Volume 47, Issue 12 - December 2012
Leaves Glass Shops Scrambling to Respond to Customers
“Havoc” might be even too weak a word when considering the hurricane’s impact on the East Coast; the late October storm left behind emergency declarations in 11 states and the District of Columbia; major disasters in Connecticut, New York, New Jersey, and Rhode Island; and millions of power outages and evacuations.
Reports came in from concerned readers noting that E.C. Contracting Inc. in Freeport, N.Y., had lost its whole shop: four trucks, offices and warehouse. However, company representative Angela Gentile told USGlass on November 7, “We are now up and running.”
With all employees safe and accounted for, the glazing contractor now is juggling customer demands with the job of rebuilding a workspace severely damaged by the storm.
“We are ripping down the walls and we’re going to be rebuilding them,” Gentile says of the flood damage throughout the company’s office space.
Companies in the New York and New Jersey areas not directly damaged by the storm are still feeling the impact.
ATM Mirror & Glass provides glazing services in the metro New York City area, but was spared major damage to its shops and among its employees, according to Selesky. However, she notes, “There have been challenges.” She explains, “I have literally a pile of projects that are ready for installation, that can’t be installed: many residents have had sustained damage to their homes, many are just getting power back up (or are without power still) and are staying elsewhere; having a shower door installed is the last thing on their priority list. ” Selesky says.
In the days immediately following the storm, securing gas and diesel was among the most severe problems. “With Jersey refineries being off-line, combined with the large volume of people relying on generators to power their homes, gas is quickly becoming scarce in New York,” Selesky explains. Shortly after the storm, the company’s fleet trucks encountered limited gas availability, gas purchase limitations and long lines at the pumps. On top of that, the Associated Press reported as of November 5 that price gouging for gas and other essentials is being investigated in New York as more than 300 cases had been reported as of that date.
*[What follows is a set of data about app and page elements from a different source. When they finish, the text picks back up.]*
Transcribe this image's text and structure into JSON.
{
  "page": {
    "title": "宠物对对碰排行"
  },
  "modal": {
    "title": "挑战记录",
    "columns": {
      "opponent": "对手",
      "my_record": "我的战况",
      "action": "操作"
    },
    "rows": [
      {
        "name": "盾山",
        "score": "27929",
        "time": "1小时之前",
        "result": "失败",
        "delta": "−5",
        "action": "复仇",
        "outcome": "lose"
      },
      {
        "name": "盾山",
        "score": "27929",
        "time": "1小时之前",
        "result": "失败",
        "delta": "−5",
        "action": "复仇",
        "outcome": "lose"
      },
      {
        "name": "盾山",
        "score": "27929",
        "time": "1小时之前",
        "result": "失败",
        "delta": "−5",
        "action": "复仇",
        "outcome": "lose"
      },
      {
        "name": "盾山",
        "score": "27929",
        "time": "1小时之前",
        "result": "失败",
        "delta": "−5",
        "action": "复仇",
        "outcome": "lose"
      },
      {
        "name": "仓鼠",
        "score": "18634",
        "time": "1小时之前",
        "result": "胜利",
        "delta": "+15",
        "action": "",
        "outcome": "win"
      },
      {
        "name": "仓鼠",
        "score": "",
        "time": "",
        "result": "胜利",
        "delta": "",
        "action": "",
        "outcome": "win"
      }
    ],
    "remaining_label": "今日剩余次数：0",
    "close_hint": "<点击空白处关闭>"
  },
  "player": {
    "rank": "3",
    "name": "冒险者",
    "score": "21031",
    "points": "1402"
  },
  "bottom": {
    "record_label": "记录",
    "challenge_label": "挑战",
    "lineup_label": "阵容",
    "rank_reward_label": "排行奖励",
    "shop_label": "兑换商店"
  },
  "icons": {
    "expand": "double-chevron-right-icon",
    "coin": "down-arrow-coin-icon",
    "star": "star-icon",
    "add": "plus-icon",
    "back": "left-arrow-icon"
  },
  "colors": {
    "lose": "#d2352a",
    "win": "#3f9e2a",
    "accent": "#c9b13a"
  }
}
Jeff Haber, a managing partner of the glazing contractor W&W Glass LLC in Nanuet, N.Y., is, like those at ATM, asking for patience and understanding from customers in the region.
“Our message to our customers is bear with us as we are doing everything possible to get both material and manpower to the jobsites and get back to work,” he adds.
Fabricators in the region are waiting for the long-term impact of the storm damage.
J. Sussman Inc. in Jamaica, N.Y., remained open in the days following the hurricane, “due in part to our solar panels,” says David Sussman. The fabricator had not yet received calls requesting work due to the hurricane. “It [was] actually quiet the [next] week,” Sussman says. “I do, however, expect to get some calls to replace windows for churches that might have been damaged.”
Chris McGrory, vice president of McGrory Glass in Paulsboro, N.J., says his company was extremely fortunate.
“I was pretty nervous about my house at the Jersey Shore but more importantly the 2,700 solar panels that were sitting on the roof of our building this past summer. Although the eye of the storm essentially passed over both my shore home and our building, we were much more fortunate than the good people of North Jersey and New York.”
He adds that many of his company’s prime customers in the
New York area were affected greatly. “The lucky ones were down for only
a week while others are still trying to get up and running.”